Give the number of lines in the material below where the word "Sohbet" shows up, without anything else.

=== Exercise data ===

■ ■ ■ ■

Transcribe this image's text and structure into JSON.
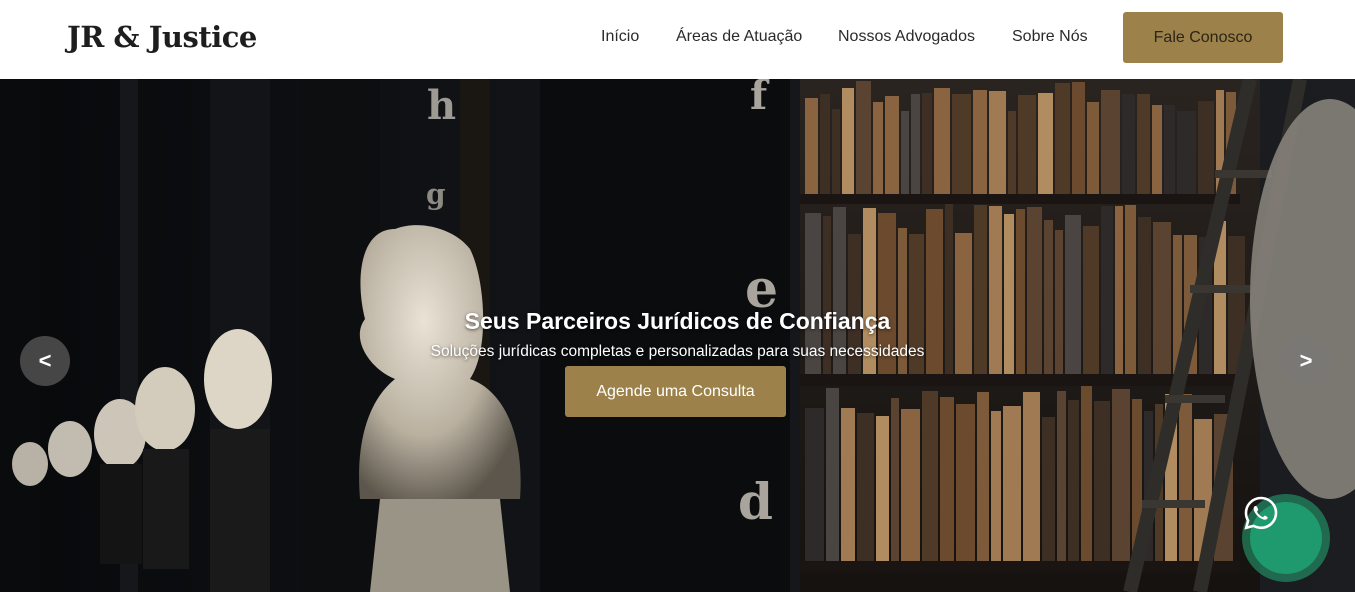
{
  "brand": {
    "logo": "JR & Justice"
  },
  "nav": {
    "items": [
      {
        "label": "Início"
      },
      {
        "label": "Áreas de Atuação"
      },
      {
        "label": "Nossos Advogados"
      },
      {
        "label": "Sobre Nós"
      }
    ],
    "cta_label": "Fale Conosco"
  },
  "hero": {
    "title": "Seus Parceiros Jurídicos de Confiança",
    "subtitle": "Soluções jurídicas completas e personalizadas para suas necessidades",
    "button_label": "Agende uma Consulta",
    "prev_label": "<",
    "next_label": ">"
  },
  "colors": {
    "accent": "#9c824a",
    "header_bg": "#ffffff",
    "whatsapp": "#1f9a6e"
  },
  "icons": {
    "whatsapp": "whatsapp-icon"
  }
}
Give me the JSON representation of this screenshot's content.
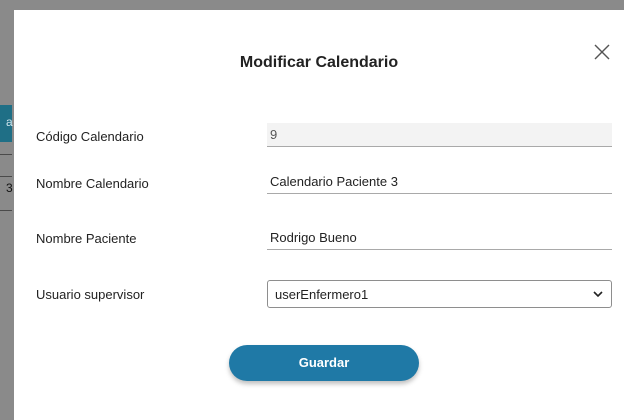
{
  "background": {
    "teal_char": "a",
    "cell_chars": [
      "",
      "3",
      ""
    ]
  },
  "modal": {
    "title": "Modificar Calendario",
    "close_icon": "close-icon",
    "fields": {
      "codigo": {
        "label": "Código Calendario",
        "value": "9"
      },
      "nombre_calendario": {
        "label": "Nombre Calendario",
        "value": "Calendario Paciente 3"
      },
      "nombre_paciente": {
        "label": "Nombre Paciente",
        "value": "Rodrigo Bueno"
      },
      "usuario_supervisor": {
        "label": "Usuario supervisor",
        "selected": "userEnfermero1"
      }
    },
    "save_label": "Guardar"
  },
  "colors": {
    "accent": "#1f79a6",
    "overlay": "#8a8a8a",
    "bg_teal": "#1f6f86"
  }
}
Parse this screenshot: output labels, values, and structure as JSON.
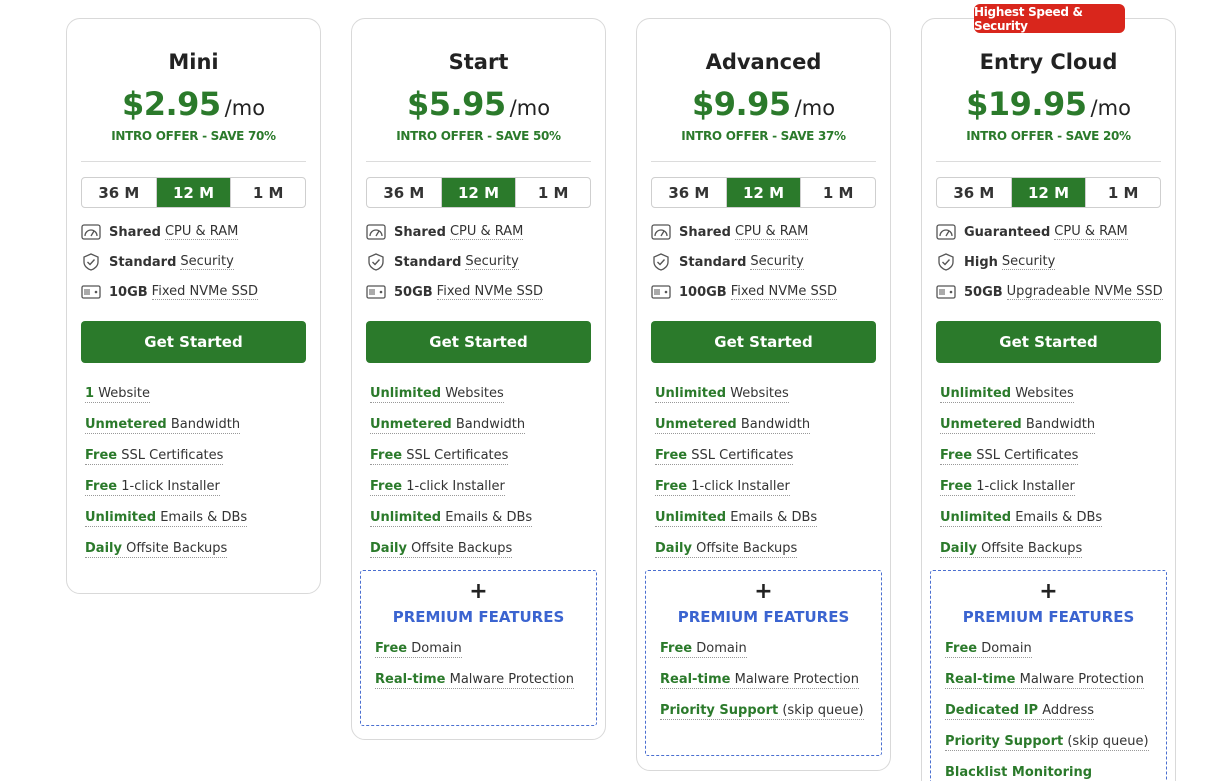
{
  "ribbon": "Highest Speed & Security",
  "per_label": "/mo",
  "cta_label": "Get Started",
  "premium_plus": "+",
  "premium_title": "PREMIUM FEATURES",
  "terms": [
    "36 M",
    "12 M",
    "1 M"
  ],
  "selected_term": "12 M",
  "colors": {
    "accent_green": "#2b7a2b",
    "ribbon_red": "#d9261c",
    "premium_blue": "#3b64d0"
  },
  "icons": [
    "speedometer-icon",
    "shield-check-icon",
    "ssd-drive-icon"
  ],
  "plans": [
    {
      "name": "Mini",
      "price": "$2.95",
      "intro": "INTRO OFFER - SAVE 70%",
      "specs": [
        {
          "bold": "Shared",
          "text": "CPU & RAM"
        },
        {
          "bold": "Standard",
          "text": "Security"
        },
        {
          "bold": "10GB",
          "text": "Fixed NVMe SSD"
        }
      ],
      "features": [
        {
          "hl": "1",
          "text": "Website"
        },
        {
          "hl": "Unmetered",
          "text": "Bandwidth"
        },
        {
          "hl": "Free",
          "text": "SSL Certificates"
        },
        {
          "hl": "Free",
          "text": "1-click Installer"
        },
        {
          "hl": "Unlimited",
          "text": "Emails & DBs"
        },
        {
          "hl": "Daily",
          "text": "Offsite Backups"
        }
      ]
    },
    {
      "name": "Start",
      "price": "$5.95",
      "intro": "INTRO OFFER - SAVE 50%",
      "specs": [
        {
          "bold": "Shared",
          "text": "CPU & RAM"
        },
        {
          "bold": "Standard",
          "text": "Security"
        },
        {
          "bold": "50GB",
          "text": "Fixed NVMe SSD"
        }
      ],
      "features": [
        {
          "hl": "Unlimited",
          "text": "Websites"
        },
        {
          "hl": "Unmetered",
          "text": "Bandwidth"
        },
        {
          "hl": "Free",
          "text": "SSL Certificates"
        },
        {
          "hl": "Free",
          "text": "1-click Installer"
        },
        {
          "hl": "Unlimited",
          "text": "Emails & DBs"
        },
        {
          "hl": "Daily",
          "text": "Offsite Backups"
        }
      ],
      "premium": [
        {
          "hl": "Free",
          "text": "Domain"
        },
        {
          "hl": "Real-time",
          "text": "Malware Protection"
        }
      ]
    },
    {
      "name": "Advanced",
      "price": "$9.95",
      "intro": "INTRO OFFER - SAVE 37%",
      "specs": [
        {
          "bold": "Shared",
          "text": "CPU & RAM"
        },
        {
          "bold": "Standard",
          "text": "Security"
        },
        {
          "bold": "100GB",
          "text": "Fixed NVMe SSD"
        }
      ],
      "features": [
        {
          "hl": "Unlimited",
          "text": "Websites"
        },
        {
          "hl": "Unmetered",
          "text": "Bandwidth"
        },
        {
          "hl": "Free",
          "text": "SSL Certificates"
        },
        {
          "hl": "Free",
          "text": "1-click Installer"
        },
        {
          "hl": "Unlimited",
          "text": "Emails & DBs"
        },
        {
          "hl": "Daily",
          "text": "Offsite Backups"
        }
      ],
      "premium": [
        {
          "hl": "Free",
          "text": "Domain"
        },
        {
          "hl": "Real-time",
          "text": "Malware Protection"
        },
        {
          "hl": "Priority Support",
          "text": "(skip queue)"
        }
      ]
    },
    {
      "name": "Entry Cloud",
      "price": "$19.95",
      "intro": "INTRO OFFER - SAVE 20%",
      "specs": [
        {
          "bold": "Guaranteed",
          "text": "CPU & RAM"
        },
        {
          "bold": "High",
          "text": "Security"
        },
        {
          "bold": "50GB",
          "text": "Upgradeable NVMe SSD"
        }
      ],
      "features": [
        {
          "hl": "Unlimited",
          "text": "Websites"
        },
        {
          "hl": "Unmetered",
          "text": "Bandwidth"
        },
        {
          "hl": "Free",
          "text": "SSL Certificates"
        },
        {
          "hl": "Free",
          "text": "1-click Installer"
        },
        {
          "hl": "Unlimited",
          "text": "Emails & DBs"
        },
        {
          "hl": "Daily",
          "text": "Offsite Backups"
        }
      ],
      "premium": [
        {
          "hl": "Free",
          "text": "Domain"
        },
        {
          "hl": "Real-time",
          "text": "Malware Protection"
        },
        {
          "hl": "Dedicated IP",
          "text": "Address"
        },
        {
          "hl": "Priority Support",
          "text": "(skip queue)"
        },
        {
          "hl": "Blacklist Monitoring",
          "text": ""
        }
      ]
    }
  ]
}
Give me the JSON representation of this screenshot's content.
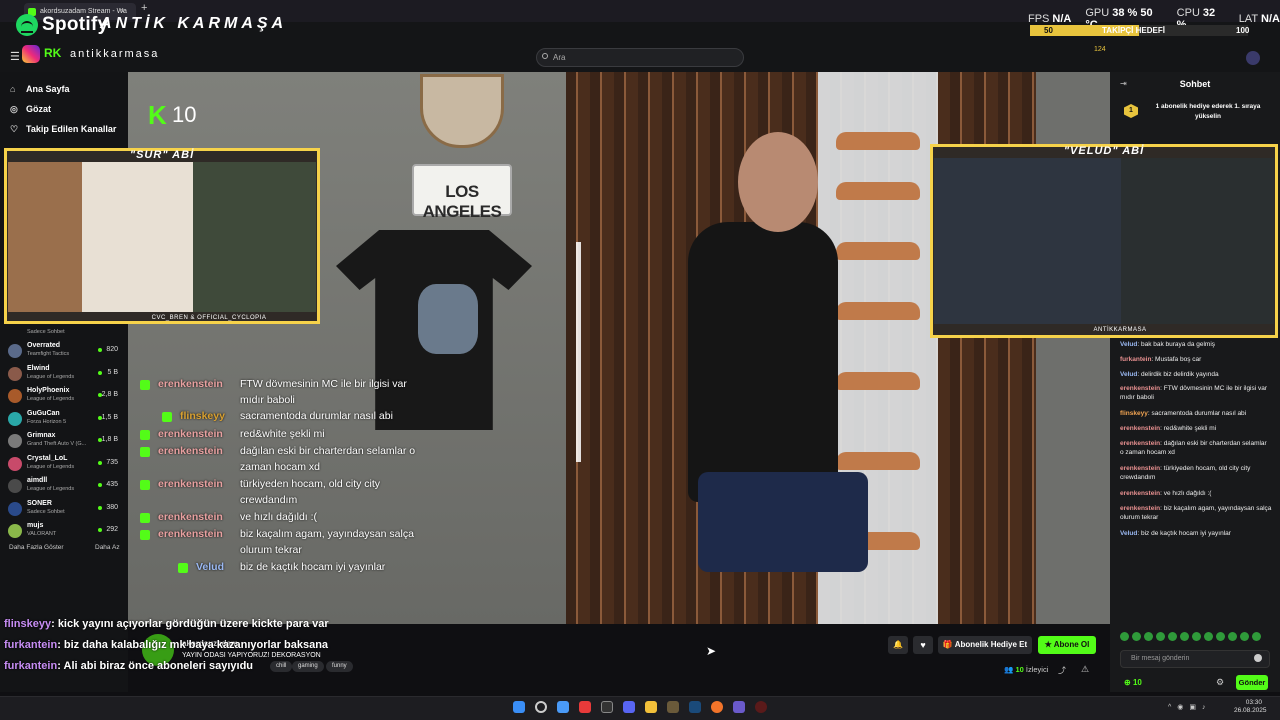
{
  "browser": {
    "tab_title": "akordsuzadam Stream - Wa",
    "tab_close": "×",
    "new_tab": "+"
  },
  "overlay": {
    "spotify_word": "Spotify",
    "brand": "ANTİK KARMAŞA",
    "insta_handle": "antikkarmasa",
    "kick_logo_text": "RK",
    "stats": {
      "fps_label": "FPS",
      "fps_value": "N/A",
      "gpu_label": "GPU",
      "gpu_value": "38 % 50 °C",
      "cpu_label": "CPU",
      "cpu_value": "32 %",
      "lat_label": "LAT",
      "lat_value": "N/A"
    },
    "follow_goal": {
      "current": "50",
      "label": "TAKİPÇİ HEDEFİ",
      "target": "100",
      "progress": 0.5
    },
    "cam1_title": "\"SUR\" ABİ",
    "cam1_tag": "CVC_BREN & OFFICIAL_CYCLOPIA",
    "cam2_title": "\"VELUD\" ABİ",
    "cam2_tag": "ANTİKKARMASA",
    "video_kick_n": "10",
    "plate_text": "LOS ANGELES",
    "colors": {
      "accent": "#53fc18",
      "frame": "#f6d24a"
    }
  },
  "search": {
    "placeholder": "Ara"
  },
  "top_counter": "124",
  "sidebar": {
    "nav": [
      {
        "label": "Ana Sayfa",
        "icon": "home-icon"
      },
      {
        "label": "Gözat",
        "icon": "compass-icon"
      },
      {
        "label": "Takip Edilen Kanallar",
        "icon": "heart-icon"
      }
    ],
    "partial_first_game": "Sadece Sohbet",
    "channels": [
      {
        "name": "Overrated",
        "game": "Teamfight Tactics",
        "viewers": "820",
        "color": "#5a6a8a"
      },
      {
        "name": "Elwind",
        "game": "League of Legends",
        "viewers": "5 B",
        "color": "#8a5a4a"
      },
      {
        "name": "HolyPhoenix",
        "game": "League of Legends",
        "viewers": "2,8 B",
        "color": "#a85a2a"
      },
      {
        "name": "GuGuCan",
        "game": "Forza Horizon 5",
        "viewers": "1,5 B",
        "color": "#2aa8a8"
      },
      {
        "name": "Grimnax",
        "game": "Grand Theft Auto V (G...",
        "viewers": "1,8 B",
        "color": "#7a7a7a"
      },
      {
        "name": "Crystal_LoL",
        "game": "League of Legends",
        "viewers": "735",
        "color": "#c84a6a"
      },
      {
        "name": "aimdll",
        "game": "League of Legends",
        "viewers": "435",
        "color": "#4a4a4a"
      },
      {
        "name": "SONER",
        "game": "Sadece Sohbet",
        "viewers": "380",
        "color": "#2a4a8a"
      },
      {
        "name": "mujs",
        "game": "VALORANT",
        "viewers": "292",
        "color": "#8ab84a"
      }
    ],
    "more": "Daha Fazla Göster",
    "less": "Daha Az"
  },
  "video_chat": [
    {
      "user": "erenkenstein",
      "msg": "FTW dövmesinin MC ile bir ilgisi var mıdır baboli"
    },
    {
      "user": "flinskeyy",
      "msg": "sacramentoda durumlar nasıl abi"
    },
    {
      "user": "erenkenstein",
      "msg": "red&white şekli mi"
    },
    {
      "user": "erenkenstein",
      "msg": "dağılan eski bir charterdan selamlar o zaman hocam xd"
    },
    {
      "user": "erenkenstein",
      "msg": "türkiyeden hocam, old city city crewdandım"
    },
    {
      "user": "erenkenstein",
      "msg": "ve hızlı dağıldı :("
    },
    {
      "user": "erenkenstein",
      "msg": "biz kaçalım agam, yayındaysan salça olurum tekrar"
    },
    {
      "user": "Velud",
      "msg": "biz de kaçtık hocam iyi yayınlar"
    }
  ],
  "bottom_chat": [
    {
      "user": "flinskeyy",
      "msg": ": kick yayını açıyorlar gördüğün üzere kickte para var"
    },
    {
      "user": "furkantein",
      "msg": ": biz daha kalabalığız mk baya kazanıyorlar baksana"
    },
    {
      "user": "furkantein",
      "msg": ": Ali abi biraz önce aboneleri sayıyıdu"
    }
  ],
  "stream": {
    "title": "YAYIN ODASI YAPIYORUZ! DEKORASYON",
    "streamer": "akordsuzadam",
    "tags": [
      "chill",
      "gaming",
      "funny"
    ],
    "gift_button": "Abonelik Hediye Et",
    "sub_button": "Abone Ol",
    "viewers_count": "10",
    "viewers_label": "İzleyici"
  },
  "chat": {
    "title": "Sohbet",
    "promo_rank": "1",
    "promo_text": "1 abonelik hediye ederek 1. sıraya yükselin",
    "messages": [
      {
        "user": "Velud",
        "msg": "bak bak buraya da gelmiş",
        "kind": "v"
      },
      {
        "user": "furkantein",
        "msg": "Mustafa boş car",
        "kind": "r"
      },
      {
        "user": "Velud",
        "msg": "delirdik biz delirdik yayında",
        "kind": "v"
      },
      {
        "user": "erenkenstein",
        "msg": "FTW dövmesinin MC ile bir ilgisi var mıdır baboli",
        "kind": "r"
      },
      {
        "user": "flinskeyy",
        "msg": "sacramentoda durumlar nasıl abi",
        "kind": "f"
      },
      {
        "user": "erenkenstein",
        "msg": "red&white şekli mi",
        "kind": "r"
      },
      {
        "user": "erenkenstein",
        "msg": "dağılan eski bir charterdan selamlar o zaman hocam xd",
        "kind": "r"
      },
      {
        "user": "erenkenstein",
        "msg": "türkiyeden hocam, old city city crewdandım",
        "kind": "r"
      },
      {
        "user": "erenkenstein",
        "msg": "ve hızlı dağıldı :(",
        "kind": "r"
      },
      {
        "user": "erenkenstein",
        "msg": "biz kaçalım agam, yayındaysan salça olurum tekrar",
        "kind": "r"
      },
      {
        "user": "Velud",
        "msg": "biz de kaçtık hocam iyi yayınlar",
        "kind": "v"
      }
    ],
    "input_placeholder": "Bir mesaj gönderin",
    "points": "10",
    "send": "Gönder"
  },
  "taskbar": {
    "time": "03:30",
    "date": "26.08.2025"
  }
}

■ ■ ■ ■

=== Exercise result ===
3